Community
cancel
Showing results for 
Search instead for 
Did you mean: 
Beginner
47 Views

Cannot vectorize array notations

Jump to solution
Hi all,
I have vectorization problems and I really need your help.
Here are the vectorization reports for each array notation in the code bellow:
-Array Notation(1) : Vectorized
-Array Notation(2) : Subscript too complex
-Array Notation(3) : Existence of vector dependence
-Array Notation(4) : Subscript too complex
-Array Notatino(5) : Subscript too complex
-Array Notation(6) : Existence of vector dependence
I tried using "restrict" on the pointers(i.e. int* restric p_p_data_), but didn't work.
Is there any problem I'm missing?
Thanks in advance!
[CPU Info]
-Core2 Quad Q9400
[OS Info]
-WinXP Pro SP3
[Compiler Info]
-Composer XE 2011 Update7, Package ID:w_ccompxe_2011.7.258
[cpp]class SomeClass { SomeClass(); ~SomeClass(); void Init(); void PreProcess(); void Process(); __declspec (vector) int GetDiff(int sub, int add) { return (add - sub); }; const byte* add_point_; const byte* subtract_point_; std::vector y_data_; std::vector x_data_; std::vector processed_data_; int* p_y_data_; int* p_x_data_; int* p_p_data_; }; void Init() { x_data_.resize(5000); y_data_.resize(5000); processed_data_.resize(5000); p_x_data_ = &x_data_.front(); p_y_data_ = &y_data_.front(); p_p_data_ = &processed_data_.front(); return; } void PreProcess() { int x_size = 5000; add_point_ = image_->base_address(); subtract_point_ = add_point_; // Array Notation(1) p_y_data_[0:x_size] = add_point_[0:x_size]; for (int y = 0; y < 4; y++) { // Array Notation(2) p_y_data_[0:x_size] += add_point_[0:x_size]; } return; } void Process() { int x_size = 5000; // Array Notation(3) p_y_data_[0:x_size] += GetDiff(subtract_point_[0:x_size], add_point_[0:x_size]); // Array Notation(4) p_x_data_[0:x_size] = p_y_data_[0:x_size]; x_size--; for (int x = 1; x < 4; x++) { // Array Notation(5) p_x_data_[0:x_size] += p_y_data_; x_size--; } x_size -= 4; // Array Notation(6) p_p_data_[0:x_size] = GetDiff(p_x_data_[0:x_size], p_x_data_[settings_->df.block_width:x_size]); return; }[/cpp]
0 Kudos

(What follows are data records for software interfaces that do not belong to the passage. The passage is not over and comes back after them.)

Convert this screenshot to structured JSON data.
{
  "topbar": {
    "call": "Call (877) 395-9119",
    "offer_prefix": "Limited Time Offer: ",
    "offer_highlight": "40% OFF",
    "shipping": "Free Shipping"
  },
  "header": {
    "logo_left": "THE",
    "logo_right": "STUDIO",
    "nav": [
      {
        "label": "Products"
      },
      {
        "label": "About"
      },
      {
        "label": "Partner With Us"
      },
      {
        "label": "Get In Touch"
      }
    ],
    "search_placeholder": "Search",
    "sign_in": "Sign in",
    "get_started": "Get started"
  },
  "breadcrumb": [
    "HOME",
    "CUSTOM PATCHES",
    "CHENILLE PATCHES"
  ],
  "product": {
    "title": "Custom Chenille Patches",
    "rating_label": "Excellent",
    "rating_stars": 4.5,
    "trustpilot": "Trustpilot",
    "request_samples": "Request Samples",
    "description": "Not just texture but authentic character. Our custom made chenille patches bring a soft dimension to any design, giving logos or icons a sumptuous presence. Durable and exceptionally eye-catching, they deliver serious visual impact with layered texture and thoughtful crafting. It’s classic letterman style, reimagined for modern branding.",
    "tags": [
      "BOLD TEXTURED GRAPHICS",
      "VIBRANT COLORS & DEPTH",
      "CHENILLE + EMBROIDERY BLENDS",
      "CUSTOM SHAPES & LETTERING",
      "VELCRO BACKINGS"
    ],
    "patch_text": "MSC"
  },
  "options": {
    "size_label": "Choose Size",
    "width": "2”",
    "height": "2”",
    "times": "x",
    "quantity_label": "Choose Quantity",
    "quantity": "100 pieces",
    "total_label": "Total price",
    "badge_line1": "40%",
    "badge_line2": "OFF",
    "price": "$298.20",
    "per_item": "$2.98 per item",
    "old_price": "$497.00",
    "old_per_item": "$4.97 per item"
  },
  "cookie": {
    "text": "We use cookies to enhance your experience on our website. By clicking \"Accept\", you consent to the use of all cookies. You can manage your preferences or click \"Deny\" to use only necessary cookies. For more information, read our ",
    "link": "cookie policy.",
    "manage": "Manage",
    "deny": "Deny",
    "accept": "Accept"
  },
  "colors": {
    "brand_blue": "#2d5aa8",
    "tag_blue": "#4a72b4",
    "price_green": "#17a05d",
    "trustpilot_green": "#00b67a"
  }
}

Accepted Solutions
Black Belt
47 Views
ansi-alias is needed so as to assert that the (non-integer) data contained in a doesn't alias with the book-keeping data. I suppose it would be particularly inadvisable to expect a compiler to accept code which violates the standard in such a case, but Windows applications do frequently have such expectations.
restrict would be used to assert non-aliasing among data regions defined separately outside the local scope and accessed by pointers (C style); by extension, it might apply to reference. As restrict still is not formally defined for C++, you are correct that it may not necessarily be meaningful in class context.

View solution in original post

0 Kudos
6 Replies
47 Views
What compiler are you use?
0 Kudos
Black Belt
47 Views
Your compiler options would need to include -ansi-alias -restrict , and you have left your restrict out of your source code (restrict or __restrict may work, but not __restrict__ with the relatively old compiler). It's hard to guess what you have done; an actual example with your compile command would go a long way. If you are depending on the new gcc compatibility, that is an option for ICL 13.0.
0 Kudos
Beginner
47 Views
Hi Maycon Oliveira!
Thank you for your reply.
I'm using intel composer xe on Visual Studio 2005.
0 Kudos
Beginner
47 Views
Hi Timp!
Thank you for your reply.
Vectocization worked with "Qansi-alias" compiler option.
But, I thought that the "restrict" qualifier and the "Qrestrict" compiler option were enough to remove the vector dependency of pointers.
Using "Qansi-alias" I have to worry about pointers aliasing on other part of the total source code...
I also tried "restrict" instead of "__restrict" but didn't work.
Maybe, "restict" shouldn't be used on members of a class?
0 Kudos
Black Belt
48 Views
ansi-alias is needed so as to assert that the (non-integer) data contained in a doesn't alias with the book-keeping data. I suppose it would be particularly inadvisable to expect a compiler to accept code which violates the standard in such a case, but Windows applications do frequently have such expectations.
restrict would be used to assert non-aliasing among data regions defined separately outside the local scope and accessed by pointers (C style); by extension, it might apply to reference. As restrict still is not formally defined for C++, you are correct that it may not necessarily be meaningful in class context.

View solution in original post

0 Kudos
Beginner
47 Views
Declaring restrict pointers inside my function worked and finally vectorization sucessed!
Thank you so much for your help!!!
0 Kudos